And, of course, each English variety has various dialects and accents, resulting in a conglomerate of English spoken worldwide, each claiming to be the correct standard.
Which English is Best?
All of them! The beauty of this language is its adaptations to local languages. Whichever variety of English you speak is correct for the country and surroundings you’re residing in. We can only but celebrate the variations and the humour it provides when comparing them.
How English Varieties and Dialects Affect ESL
First, English varieties affect your TEFL job interviews, particularly for online English teaching companies. Prior to interviews, investigate which English variety is preferred and taught at the company or school. For example, if the country or company favours American English pronunciation, you’ll have to practice modifying your accent to match the expectation. Use the Cambridge Dictionary [https://dictionary.cambridge.org/] audio functions to practice pronouncing common English words like water [https://dictionary.cambridge.org/dictionary/english/water] and mirror [https://dictionary.cambridge.org/pronunciation/english/mirror] in both dialects. Additionally, if you have a particularly strong regional accent, practice a clear, more neutral English accent by checking out YouTube videos like this one [https://www.youtube.com/watch?v=ChZJ1Q3GSuI] on connecting words like a native speaker or this clear pronunciation video [https://www.youtube.com/watch?v=n4NVPg2kHv4].
Then, when it’s time to teach your students, again identify the school’s preferred English variety. As the ESL/EFL teacher, less focus should be on your accent and more on teaching consistent English rules regarding spelling, pronunciation and vocabulary. Invest in or have bookmarked on the Internet the Oxford [https://www.oed.com/] and Merriam-Webster [https://www.merriam-webster.com/] dictionaries that you can consult if you get stuck with spelling or pronunciation.
How English Varieties Affect Proficiency Tests

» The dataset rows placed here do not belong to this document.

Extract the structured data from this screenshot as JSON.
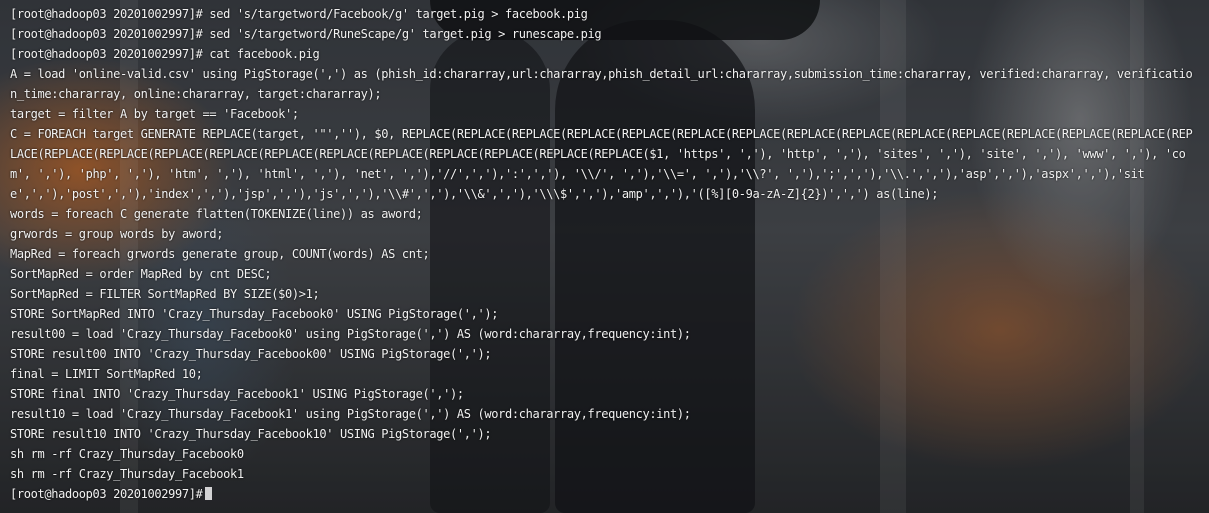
{
  "wallpaper": {
    "icon": "anime-rain-umbrella-wallpaper",
    "colors": {
      "orange_bokeh": "#d26e28",
      "dark_figure": "#141619",
      "base": "#3b3f45"
    }
  },
  "terminal": {
    "text_color": "#f2f2f2",
    "lines": [
      "[root@hadoop03 20201002997]# sed 's/targetword/Facebook/g' target.pig > facebook.pig",
      "[root@hadoop03 20201002997]# sed 's/targetword/RuneScape/g' target.pig > runescape.pig",
      "[root@hadoop03 20201002997]# cat facebook.pig",
      "A = load 'online-valid.csv' using PigStorage(',') as (phish_id:chararray,url:chararray,phish_detail_url:chararray,submission_time:chararray, verified:chararray, verification_time:chararray, online:chararray, target:chararray);",
      "target = filter A by target == 'Facebook';",
      "C = FOREACH target GENERATE REPLACE(target, '\"',''), $0, REPLACE(REPLACE(REPLACE(REPLACE(REPLACE(REPLACE(REPLACE(REPLACE(REPLACE(REPLACE(REPLACE(REPLACE(REPLACE(REPLACE(REPLACE(REPLACE(REPLACE(REPLACE(REPLACE(REPLACE(REPLACE(REPLACE(REPLACE(REPLACE(REPLACE(REPLACE($1, 'https', ','), 'http', ','), 'sites', ','), 'site', ','), 'www', ','), 'com', ','), 'php', ','), 'htm', ','), 'html', ','), 'net', ','),'//',','),':',','), '\\\\/', ','),'\\\\=', ','),'\\\\?', ','),';',','),'\\\\.',','),'asp',','),'aspx',','),'site',','),'post',','),'index',','),'jsp',','),'js',','),'\\\\#',','),'\\\\&',','),'\\\\\\$',','),'amp',','),'([%][0-9a-zA-Z]{2})',',') as(line);",
      "words = foreach C generate flatten(TOKENIZE(line)) as aword;",
      "grwords = group words by aword;",
      "MapRed = foreach grwords generate group, COUNT(words) AS cnt;",
      "SortMapRed = order MapRed by cnt DESC;",
      "SortMapRed = FILTER SortMapRed BY SIZE($0)>1;",
      "STORE SortMapRed INTO 'Crazy_Thursday_Facebook0' USING PigStorage(',');",
      "result00 = load 'Crazy_Thursday_Facebook0' using PigStorage(',') AS (word:chararray,frequency:int);",
      "STORE result00 INTO 'Crazy_Thursday_Facebook00' USING PigStorage(',');",
      "final = LIMIT SortMapRed 10;",
      "STORE final INTO 'Crazy_Thursday_Facebook1' USING PigStorage(',');",
      "result10 = load 'Crazy_Thursday_Facebook1' using PigStorage(',') AS (word:chararray,frequency:int);",
      "STORE result10 INTO 'Crazy_Thursday_Facebook10' USING PigStorage(',');",
      "sh rm -rf Crazy_Thursday_Facebook0",
      "sh rm -rf Crazy_Thursday_Facebook1",
      "[root@hadoop03 20201002997]#"
    ]
  }
}
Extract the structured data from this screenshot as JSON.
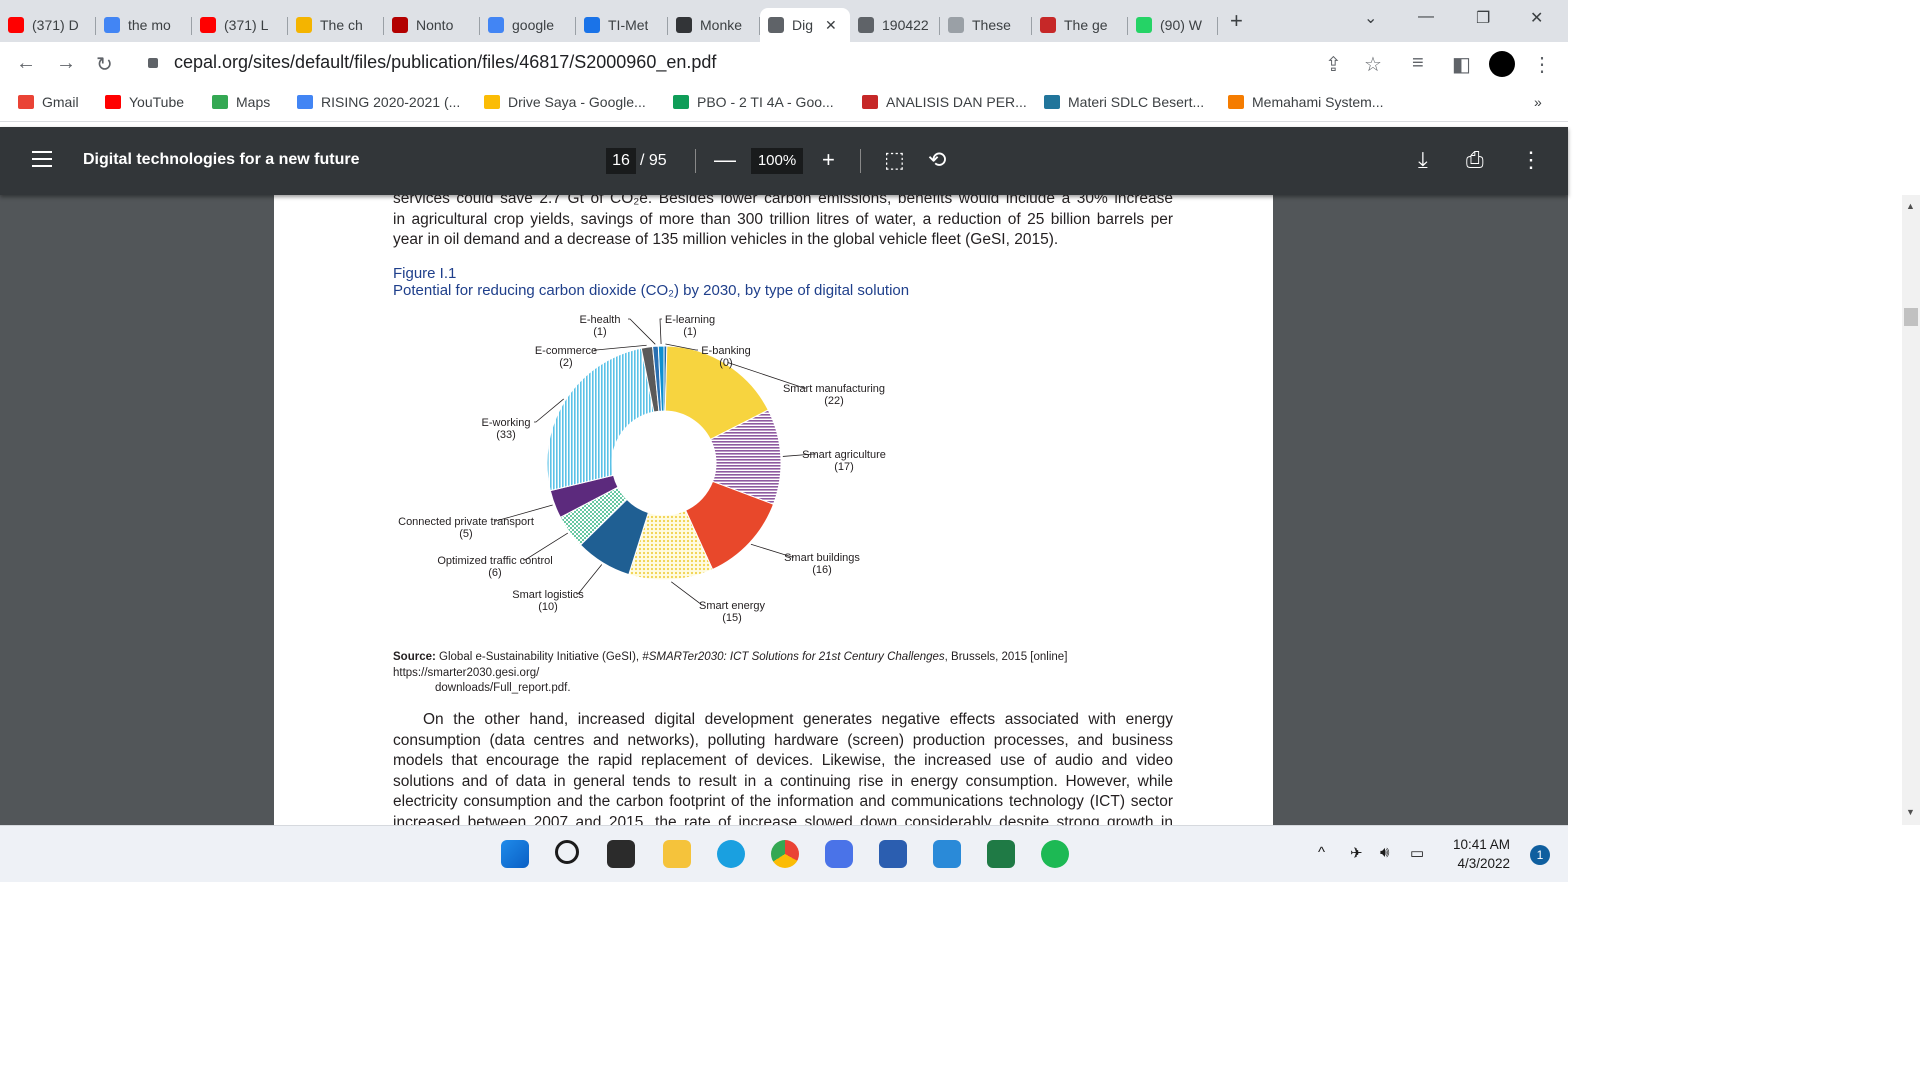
{
  "browser": {
    "tabs": [
      {
        "title": "(371) D",
        "icon": "youtube-icon"
      },
      {
        "title": "the mo",
        "icon": "google-icon"
      },
      {
        "title": "(371) L",
        "icon": "youtube-icon"
      },
      {
        "title": "The ch",
        "icon": "hand-icon"
      },
      {
        "title": "Nonto",
        "icon": "nonton-icon"
      },
      {
        "title": "google",
        "icon": "google-icon"
      },
      {
        "title": "TI-Met",
        "icon": "classroom-icon"
      },
      {
        "title": "Monke",
        "icon": "monkeytype-icon"
      },
      {
        "title": "Dig",
        "icon": "globe-icon",
        "active": true
      },
      {
        "title": "190422",
        "icon": "globe-icon"
      },
      {
        "title": "These",
        "icon": "doc-icon"
      },
      {
        "title": "The ge",
        "icon": "cio-icon"
      },
      {
        "title": "(90) W",
        "icon": "whatsapp-icon"
      }
    ],
    "url": "cepal.org/sites/default/files/publication/files/46817/S2000960_en.pdf",
    "bookmarks": [
      "Gmail",
      "YouTube",
      "Maps",
      "RISING 2020-2021 (...",
      "Drive Saya - Google...",
      "PBO - 2 TI 4A - Goo...",
      "ANALISIS DAN PER...",
      "Materi SDLC Besert...",
      "Memahami System..."
    ],
    "bookmarks_more": "»"
  },
  "pdf": {
    "title": "Digital technologies for a new future",
    "page_current": "16",
    "page_total": "/ 95",
    "zoom": "100%"
  },
  "document": {
    "para1_lines": [
      "services could save 2.7 Gt of CO₂e. Besides lower carbon emissions, benefits would include a 30% increase",
      "in agricultural crop yields, savings of more than 300 trillion litres of water, a reduction of 25 billion barrels per",
      "year in oil demand and a decrease of 135 million vehicles in the global vehicle fleet (GeSI, 2015)."
    ],
    "figure_label": "Figure I.1",
    "figure_title": "Potential for reducing carbon dioxide (CO₂) by 2030, by type of digital solution",
    "source_label": "Source:",
    "source_text_1": "Global e-Sustainability Initiative (GeSI), ",
    "source_italic": "#SMARTer2030: ICT Solutions for 21st Century Challenges",
    "source_text_2": ", Brussels, 2015 [online] https://smarter2030.gesi.org/",
    "source_text_3": "downloads/Full_report.pdf.",
    "para2_lines": [
      "On the other hand, increased digital development generates negative effects associated with energy",
      "consumption (data centres and networks), polluting hardware (screen) production processes, and business",
      "models that encourage the rapid replacement of devices. Likewise, the increased use of audio and video",
      "solutions and of data in general tends to result in a continuing rise in energy consumption. However, while",
      "electricity consumption and the carbon footprint of the information and communications technology (ICT) sector",
      "increased between 2007 and 2015, the rate of increase slowed down considerably despite strong growth in"
    ]
  },
  "chart_data": {
    "type": "pie",
    "donut": true,
    "title": "Potential for reducing carbon dioxide (CO₂) by 2030, by type of digital solution",
    "slices": [
      {
        "label": "E-banking",
        "value": 0,
        "color": "#1f6fb2"
      },
      {
        "label": "Smart manufacturing",
        "value": 22,
        "color": "#f7d43f"
      },
      {
        "label": "Smart agriculture",
        "value": 17,
        "color": "#8e5aa0"
      },
      {
        "label": "Smart buildings",
        "value": 16,
        "color": "#e8482b"
      },
      {
        "label": "Smart energy",
        "value": 15,
        "color": "#f5df6a"
      },
      {
        "label": "Smart logistics",
        "value": 10,
        "color": "#1f5f93"
      },
      {
        "label": "Optimized traffic control",
        "value": 6,
        "color": "#66c7a2"
      },
      {
        "label": "Connected private transport",
        "value": 5,
        "color": "#5c2a7d"
      },
      {
        "label": "E-working",
        "value": 33,
        "color": "#5bc2e7"
      },
      {
        "label": "E-commerce",
        "value": 2,
        "color": "#5a5a5a"
      },
      {
        "label": "E-health",
        "value": 1,
        "color": "#2a6fb0"
      },
      {
        "label": "E-learning",
        "value": 1,
        "color": "#0e8fcf"
      }
    ]
  },
  "taskbar": {
    "time": "10:41 AM",
    "date": "4/3/2022",
    "notifications": "1"
  }
}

It further affects the international standardised language proficiency tests IELTS [https://www.ielts.org/] and TOEFL [https://www.ets.org/toefl] for migration, study or work. The IELTS test accepts either British or American English spelling, whereas TOEFL requires American English. However, the Hindu E-Paper [https://www.thehindu.com/features/education/Accent-is-not-a-criteria-for-disqualification-says-TOEFL-specialist/article16116324.ece#] reports that non-American English is acceptable to use in TOEFL as long as the English is consistent and “…the evaluator can understand what the test-taker is trying to convey …the British or Indian accent will not be a criterion for disqualification.”
In conclusion, don’t let these varieties and dialects shy you away from English teaching as a second or foreign language. It’s one of the most rewarding careers as you become an important part of another person’s language progression, ultimately helping them to take a step forward to realising their goals and dreams.